* _What the task asks_: Give back every record precisely.

━━━━━ Extracted entries ━━━━━

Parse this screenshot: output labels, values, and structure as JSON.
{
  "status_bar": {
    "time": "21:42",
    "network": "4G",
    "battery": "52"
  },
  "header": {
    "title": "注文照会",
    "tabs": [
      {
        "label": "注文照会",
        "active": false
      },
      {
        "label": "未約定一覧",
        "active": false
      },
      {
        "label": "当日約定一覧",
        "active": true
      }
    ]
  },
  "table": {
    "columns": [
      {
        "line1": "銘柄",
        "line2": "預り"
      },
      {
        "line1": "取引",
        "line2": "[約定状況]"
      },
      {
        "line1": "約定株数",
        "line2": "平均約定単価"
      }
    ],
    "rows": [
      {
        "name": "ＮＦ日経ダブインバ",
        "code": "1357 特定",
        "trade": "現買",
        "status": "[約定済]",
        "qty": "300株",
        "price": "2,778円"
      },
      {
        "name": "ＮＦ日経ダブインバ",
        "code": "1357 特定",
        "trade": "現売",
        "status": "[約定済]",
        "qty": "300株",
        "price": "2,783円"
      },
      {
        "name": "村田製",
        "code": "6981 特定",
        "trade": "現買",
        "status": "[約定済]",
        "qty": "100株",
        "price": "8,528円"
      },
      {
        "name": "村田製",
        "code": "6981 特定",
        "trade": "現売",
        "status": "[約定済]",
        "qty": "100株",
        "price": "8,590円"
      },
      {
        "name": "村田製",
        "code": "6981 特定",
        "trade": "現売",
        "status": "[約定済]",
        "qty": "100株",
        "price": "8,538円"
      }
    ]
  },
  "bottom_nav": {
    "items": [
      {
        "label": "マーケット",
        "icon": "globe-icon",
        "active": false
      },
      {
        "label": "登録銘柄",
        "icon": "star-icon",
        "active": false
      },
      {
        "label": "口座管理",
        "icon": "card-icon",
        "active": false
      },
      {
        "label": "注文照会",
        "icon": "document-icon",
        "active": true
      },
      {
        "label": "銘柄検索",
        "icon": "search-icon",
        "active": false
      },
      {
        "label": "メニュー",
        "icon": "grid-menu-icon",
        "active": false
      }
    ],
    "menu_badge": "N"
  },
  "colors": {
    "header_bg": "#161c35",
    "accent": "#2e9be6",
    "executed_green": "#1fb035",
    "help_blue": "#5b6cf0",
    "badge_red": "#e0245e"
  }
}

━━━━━

* _Solution for this task_:
Parse this screenshot: output labels, values, and structure as JSON.
{
  "status_bar": {
    "time": "21:42",
    "network": "4G",
    "battery": "52"
  },
  "header": {
    "title": "注文照会",
    "tabs": [
      {
        "label": "注文照会",
        "active": false
      },
      {
        "label": "未約定一覧",
        "active": false
      },
      {
        "label": "当日約定一覧",
        "active": true
      }
    ]
  },
  "table": {
    "columns": [
      {
        "line1": "銘柄",
        "line2": "預り"
      },
      {
        "line1": "取引",
        "line2": "[約定状況]"
      },
      {
        "line1": "約定株数",
        "line2": "平均約定単価"
      }
    ],
    "rows": [
      {
        "name": "ＮＦ日経ダブインバ",
        "code": "1357 特定",
        "trade": "現買",
        "status": "[約定済]",
        "qty": "300株",
        "price": "2,778円"
      },
      {
        "name": "ＮＦ日経ダブインバ",
        "code": "1357 特定",
        "trade": "現売",
        "status": "[約定済]",
        "qty": "300株",
        "price": "2,783円"
      },
      {
        "name": "村田製",
        "code": "6981 特定",
        "trade": "現買",
        "status": "[約定済]",
        "qty": "100株",
        "price": "8,528円"
      },
      {
        "name": "村田製",
        "code": "6981 特定",
        "trade": "現売",
        "status": "[約定済]",
        "qty": "100株",
        "price": "8,590円"
      },
      {
        "name": "村田製",
        "code": "6981 特定",
        "trade": "現売",
        "status": "[約定済]",
        "qty": "100株",
        "price": "8,538円"
      }
    ]
  },
  "bottom_nav": {
    "items": [
      {
        "label": "マーケット",
        "icon": "globe-icon",
        "active": false
      },
      {
        "label": "登録銘柄",
        "icon": "star-icon",
        "active": false
      },
      {
        "label": "口座管理",
        "icon": "card-icon",
        "active": false
      },
      {
        "label": "注文照会",
        "icon": "document-icon",
        "active": true
      },
      {
        "label": "銘柄検索",
        "icon": "search-icon",
        "active": false
      },
      {
        "label": "メニュー",
        "icon": "grid-menu-icon",
        "active": false
      }
    ],
    "menu_badge": "N"
  },
  "colors": {
    "header_bg": "#161c35",
    "accent": "#2e9be6",
    "executed_green": "#1fb035",
    "help_blue": "#5b6cf0",
    "badge_red": "#e0245e"
  }
}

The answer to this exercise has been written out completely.